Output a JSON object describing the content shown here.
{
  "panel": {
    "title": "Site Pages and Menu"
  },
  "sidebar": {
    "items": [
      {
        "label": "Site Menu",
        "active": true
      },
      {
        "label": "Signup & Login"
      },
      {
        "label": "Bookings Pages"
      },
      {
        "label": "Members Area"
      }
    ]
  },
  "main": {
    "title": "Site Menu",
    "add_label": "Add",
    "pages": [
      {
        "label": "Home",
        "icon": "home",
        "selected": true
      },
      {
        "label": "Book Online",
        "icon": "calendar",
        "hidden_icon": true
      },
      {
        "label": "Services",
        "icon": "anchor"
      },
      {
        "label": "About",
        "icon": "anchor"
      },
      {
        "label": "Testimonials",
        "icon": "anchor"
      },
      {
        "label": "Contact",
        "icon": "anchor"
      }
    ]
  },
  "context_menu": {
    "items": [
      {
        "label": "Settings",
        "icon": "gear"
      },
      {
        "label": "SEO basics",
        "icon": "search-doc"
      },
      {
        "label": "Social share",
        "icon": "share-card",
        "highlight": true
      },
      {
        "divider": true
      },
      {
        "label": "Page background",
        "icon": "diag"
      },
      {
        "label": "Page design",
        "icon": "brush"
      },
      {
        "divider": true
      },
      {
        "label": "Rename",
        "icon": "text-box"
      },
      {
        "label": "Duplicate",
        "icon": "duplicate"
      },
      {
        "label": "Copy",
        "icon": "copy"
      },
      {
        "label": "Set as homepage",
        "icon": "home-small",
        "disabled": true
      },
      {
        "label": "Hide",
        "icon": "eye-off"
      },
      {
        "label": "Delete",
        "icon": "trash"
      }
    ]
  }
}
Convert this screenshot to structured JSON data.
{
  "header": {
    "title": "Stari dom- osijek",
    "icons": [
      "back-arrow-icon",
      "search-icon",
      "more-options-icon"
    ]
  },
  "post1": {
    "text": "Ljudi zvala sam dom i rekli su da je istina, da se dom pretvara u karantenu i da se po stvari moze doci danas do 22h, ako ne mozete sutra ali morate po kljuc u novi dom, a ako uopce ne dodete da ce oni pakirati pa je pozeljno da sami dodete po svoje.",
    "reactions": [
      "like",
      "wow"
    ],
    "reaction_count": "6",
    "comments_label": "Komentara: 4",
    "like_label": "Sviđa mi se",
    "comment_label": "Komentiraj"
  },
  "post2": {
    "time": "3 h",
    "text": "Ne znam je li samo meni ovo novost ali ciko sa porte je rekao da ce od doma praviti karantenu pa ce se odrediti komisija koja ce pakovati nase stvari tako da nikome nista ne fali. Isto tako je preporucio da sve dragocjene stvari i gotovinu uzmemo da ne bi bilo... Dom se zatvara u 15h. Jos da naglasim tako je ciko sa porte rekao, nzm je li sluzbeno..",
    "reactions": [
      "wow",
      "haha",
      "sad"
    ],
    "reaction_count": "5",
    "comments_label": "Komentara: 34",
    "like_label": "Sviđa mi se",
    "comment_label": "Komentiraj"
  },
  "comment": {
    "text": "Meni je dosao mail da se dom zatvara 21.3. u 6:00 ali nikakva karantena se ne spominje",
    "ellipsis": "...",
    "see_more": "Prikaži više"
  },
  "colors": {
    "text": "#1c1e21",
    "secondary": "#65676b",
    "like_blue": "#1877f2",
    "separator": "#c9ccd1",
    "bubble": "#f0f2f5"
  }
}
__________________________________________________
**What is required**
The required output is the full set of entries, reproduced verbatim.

**Answer section**
Output a JSON object describing the content shown here.
{
  "panel": {
    "title": "Site Pages and Menu"
  },
  "sidebar": {
    "items": [
      {
        "label": "Site Menu",
        "active": true
      },
      {
        "label": "Signup & Login"
      },
      {
        "label": "Bookings Pages"
      },
      {
        "label": "Members Area"
      }
    ]
  },
  "main": {
    "title": "Site Menu",
    "add_label": "Add",
    "pages": [
      {
        "label": "Home",
        "icon": "home",
        "selected": true
      },
      {
        "label": "Book Online",
        "icon": "calendar",
        "hidden_icon": true
      },
      {
        "label": "Services",
        "icon": "anchor"
      },
      {
        "label": "About",
        "icon": "anchor"
      },
      {
        "label": "Testimonials",
        "icon": "anchor"
      },
      {
        "label": "Contact",
        "icon": "anchor"
      }
    ]
  },
  "context_menu": {
    "items": [
      {
        "label": "Settings",
        "icon": "gear"
      },
      {
        "label": "SEO basics",
        "icon": "search-doc"
      },
      {
        "label": "Social share",
        "icon": "share-card",
        "highlight": true
      },
      {
        "divider": true
      },
      {
        "label": "Page background",
        "icon": "diag"
      },
      {
        "label": "Page design",
        "icon": "brush"
      },
      {
        "divider": true
      },
      {
        "label": "Rename",
        "icon": "text-box"
      },
      {
        "label": "Duplicate",
        "icon": "duplicate"
      },
      {
        "label": "Copy",
        "icon": "copy"
      },
      {
        "label": "Set as homepage",
        "icon": "home-small",
        "disabled": true
      },
      {
        "label": "Hide",
        "icon": "eye-off"
      },
      {
        "label": "Delete",
        "icon": "trash"
      }
    ]
  }
}
Convert this screenshot to structured JSON data.
{
  "header": {
    "title": "Stari dom- osijek",
    "icons": [
      "back-arrow-icon",
      "search-icon",
      "more-options-icon"
    ]
  },
  "post1": {
    "text": "Ljudi zvala sam dom i rekli su da je istina, da se dom pretvara u karantenu i da se po stvari moze doci danas do 22h, ako ne mozete sutra ali morate po kljuc u novi dom, a ako uopce ne dodete da ce oni pakirati pa je pozeljno da sami dodete po svoje.",
    "reactions": [
      "like",
      "wow"
    ],
    "reaction_count": "6",
    "comments_label": "Komentara: 4",
    "like_label": "Sviđa mi se",
    "comment_label": "Komentiraj"
  },
  "post2": {
    "time": "3 h",
    "text": "Ne znam je li samo meni ovo novost ali ciko sa porte je rekao da ce od doma praviti karantenu pa ce se odrediti komisija koja ce pakovati nase stvari tako da nikome nista ne fali. Isto tako je preporucio da sve dragocjene stvari i gotovinu uzmemo da ne bi bilo... Dom se zatvara u 15h. Jos da naglasim tako je ciko sa porte rekao, nzm je li sluzbeno..",
    "reactions": [
      "wow",
      "haha",
      "sad"
    ],
    "reaction_count": "5",
    "comments_label": "Komentara: 34",
    "like_label": "Sviđa mi se",
    "comment_label": "Komentiraj"
  },
  "comment": {
    "text": "Meni je dosao mail da se dom zatvara 21.3. u 6:00 ali nikakva karantena se ne spominje",
    "ellipsis": "...",
    "see_more": "Prikaži više"
  },
  "colors": {
    "text": "#1c1e21",
    "secondary": "#65676b",
    "like_blue": "#1877f2",
    "separator": "#c9ccd1",
    "bubble": "#f0f2f5"
  }
}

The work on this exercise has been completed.